(Excerpts from an interface dataset)
· · ·

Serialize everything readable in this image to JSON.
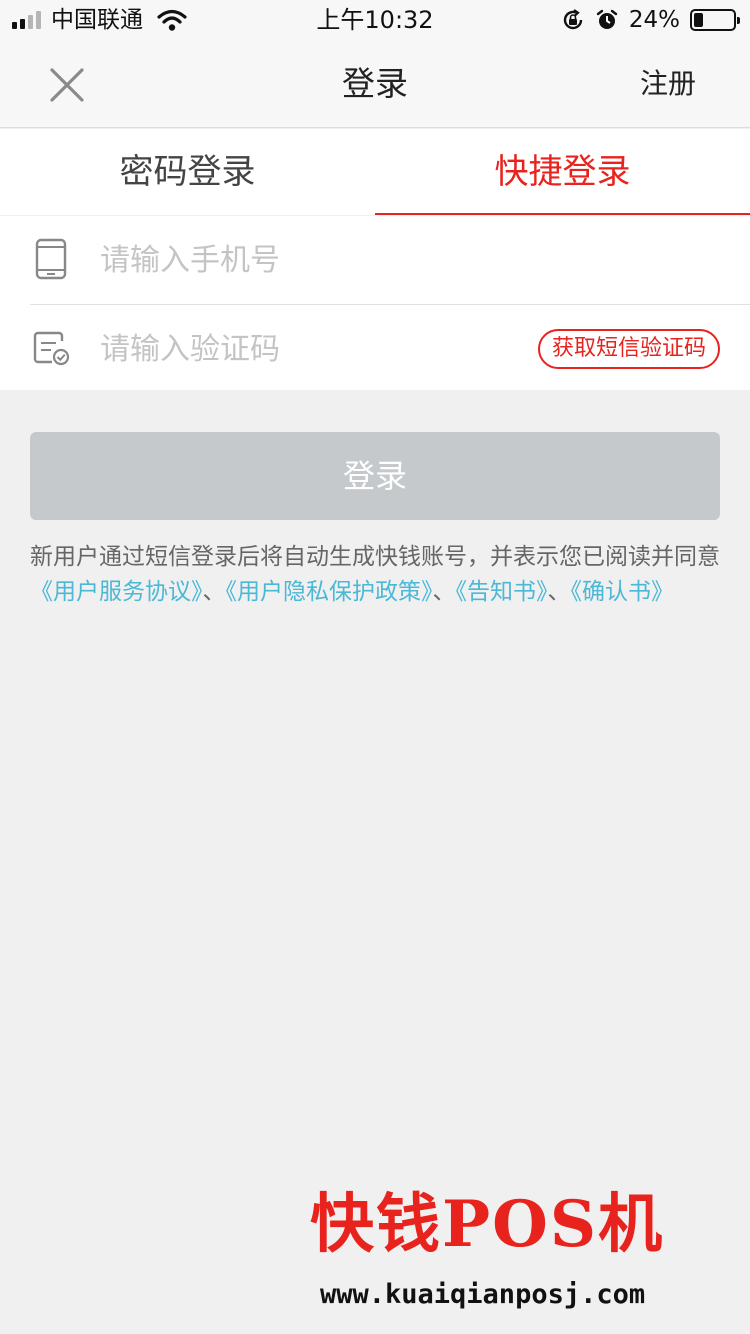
{
  "status_bar": {
    "carrier": "中国联通",
    "time": "上午10:32",
    "battery_pct": "24%",
    "battery_level": 0.24,
    "icons": [
      "signal-icon",
      "wifi-icon",
      "orientation-lock-icon",
      "alarm-icon",
      "battery-icon"
    ]
  },
  "nav": {
    "title": "登录",
    "register": "注册",
    "close_icon": "close-icon"
  },
  "tabs": [
    {
      "label": "密码登录",
      "active": false
    },
    {
      "label": "快捷登录",
      "active": true
    }
  ],
  "form": {
    "phone": {
      "placeholder": "请输入手机号",
      "value": "",
      "icon": "phone-icon"
    },
    "code": {
      "placeholder": "请输入验证码",
      "value": "",
      "icon": "verify-code-icon"
    },
    "sms_button": "获取短信验证码"
  },
  "login_button": "登录",
  "agreement": {
    "text1": "新用户通过短信登录后将自动生成快钱账号，并表示您已阅读并同意",
    "link1": "《用户服务协议》",
    "sep1": "、",
    "link2": "《用户隐私保护政策》",
    "sep2": "、",
    "link3": "《告知书》",
    "sep3": "、",
    "link4": "《确认书》"
  },
  "watermark": {
    "brand": "快钱POS机",
    "url": "www.kuaiqianposj.com"
  },
  "colors": {
    "accent": "#e8231d",
    "link": "#4bb8d6",
    "disabled_button": "#c5c9cc",
    "background": "#f0f0f0"
  }
}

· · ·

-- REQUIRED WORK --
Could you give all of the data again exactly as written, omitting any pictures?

-- TASK SOLUTION --
Serialize everything readable in this image to JSON.
{
  "status_bar": {
    "carrier": "中国联通",
    "time": "上午10:32",
    "battery_pct": "24%",
    "battery_level": 0.24,
    "icons": [
      "signal-icon",
      "wifi-icon",
      "orientation-lock-icon",
      "alarm-icon",
      "battery-icon"
    ]
  },
  "nav": {
    "title": "登录",
    "register": "注册",
    "close_icon": "close-icon"
  },
  "tabs": [
    {
      "label": "密码登录",
      "active": false
    },
    {
      "label": "快捷登录",
      "active": true
    }
  ],
  "form": {
    "phone": {
      "placeholder": "请输入手机号",
      "value": "",
      "icon": "phone-icon"
    },
    "code": {
      "placeholder": "请输入验证码",
      "value": "",
      "icon": "verify-code-icon"
    },
    "sms_button": "获取短信验证码"
  },
  "login_button": "登录",
  "agreement": {
    "text1": "新用户通过短信登录后将自动生成快钱账号，并表示您已阅读并同意",
    "link1": "《用户服务协议》",
    "sep1": "、",
    "link2": "《用户隐私保护政策》",
    "sep2": "、",
    "link3": "《告知书》",
    "sep3": "、",
    "link4": "《确认书》"
  },
  "watermark": {
    "brand": "快钱POS机",
    "url": "www.kuaiqianposj.com"
  },
  "colors": {
    "accent": "#e8231d",
    "link": "#4bb8d6",
    "disabled_button": "#c5c9cc",
    "background": "#f0f0f0"
  }
}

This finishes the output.